Eastern White Pine (Pinus strobus) is a native evergreen tree that once covered much of northeastern North America. It has a long and fascinating history and continues to thrive in wooded areas around Medford, throughout New England forests and beyond.
White pine is a very fast-growing tree that often reaches heights of 80 to 100 feet. (By comparison, a typical three-story home might be around 40 feet in height.) Typically, they have straight trunks, with symmetrical, horizontal branches and uplifted tips. Needles grow in bundles of five, are green to bluish-green, soft and pliable.
White pines have both male and female cones. The male cones are very small, and in spring produce pollen that is yellow, powdery, and often shows up on our cars, walkways, outdoor furniture, etc. After the male cones release their pollen to fertilize the female cones, the male cones drop from the tree and look a lot like “Rice Krispies”. The female cones persist and eventually produce seeds, which are released and dispersed by wind. The seeds provide important food for native wildlife.
Native Americans are said to have called white pine the “Tree of Peace”. Legend says that an Iroquois leader invoked white pine as a symbol for unification of five tribes, in reference to its 5-needle bundles, and in diplomacy toward Westerners.
White pine played a huge but often unrecognized role in the American Revolution. Colonists revered these magnificent trees, which provided lumber to build ships, homes, barns, fences, furniture, tools and other necessities. Also, the trade value of white pine to Europe was only surpassed by the fur trade. So, when the colonies began to mint coins, white pine was chosen to be one of the earliest emblems, from 1667 to 1682.
The tall, broad, straight, sturdy but flexible trunks of white pine were irresistible to the British, which at that time had no forests left and coveted “mast pines” for Royal British Navy ships. The king declared ownership of all pines in America over 24 inches in diameter, making it illegal for the colonists to harvest trees of that size, even on their own property. Special teams were sent from England to mark “the King’s trees”, which were harvested and sent by barges back to England. This, of course, did not go over well with the colonists. In 1772, colonists staged the “Pine Tree Riot”, which was an act of rebellion against the British, laying groundwork leading up to the American Revolution shortly thereafter.

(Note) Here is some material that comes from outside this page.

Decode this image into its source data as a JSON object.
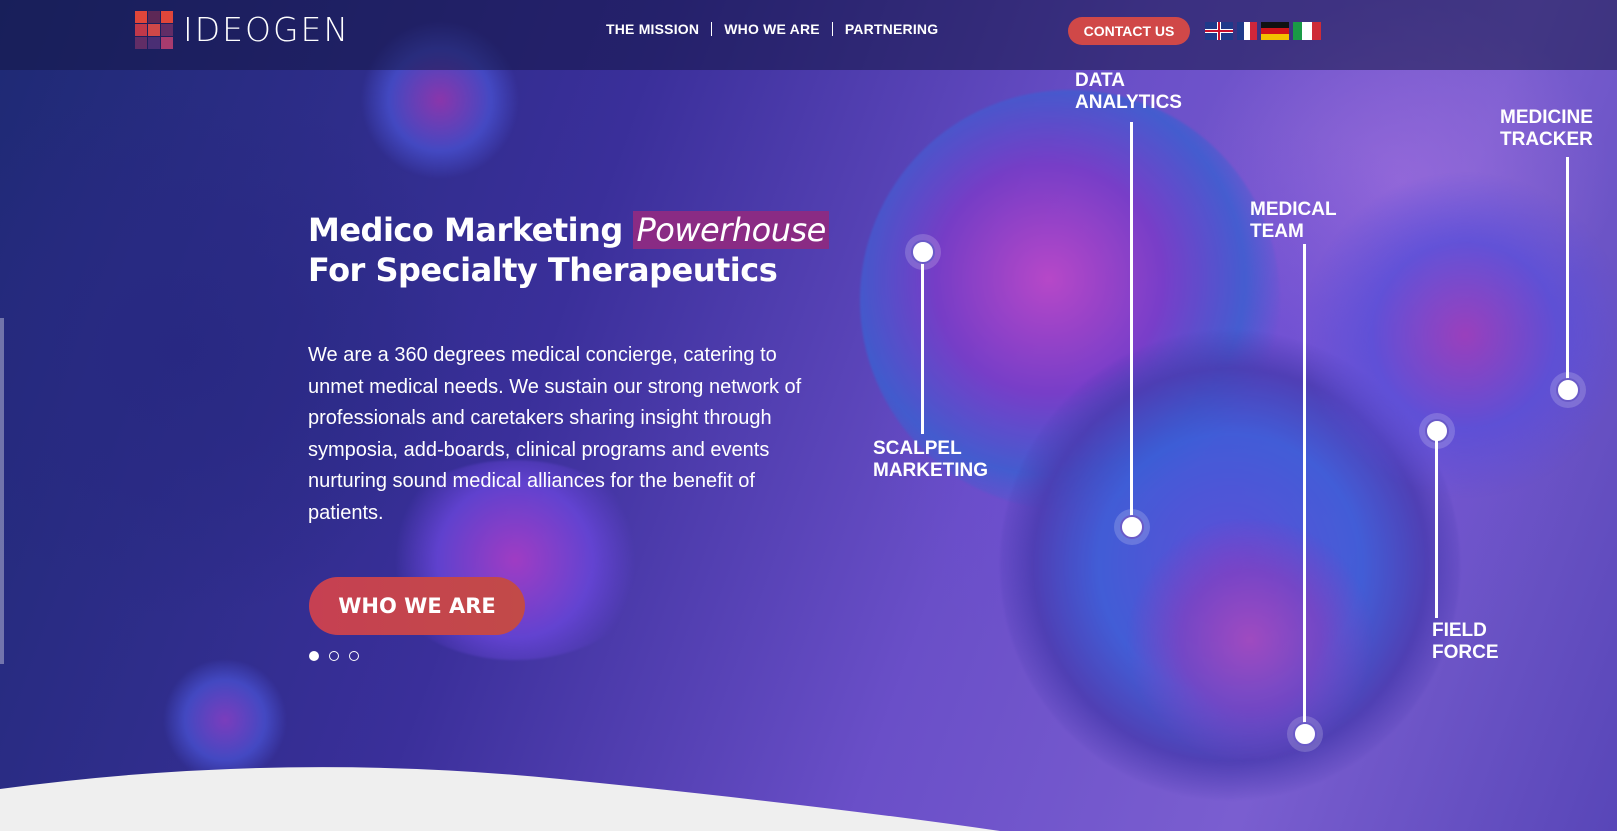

The Eastern White Pine in the photo grows above a wall of the parking lot at Medford High School, below the athletic fields. It’s worth a walk or a ride up the hill for a “bird’s eye view” of the tree, with a very pleasant perspective of MHS and the Boston skyline in the distance.
– Aggie Tuden, Medford Tree Warden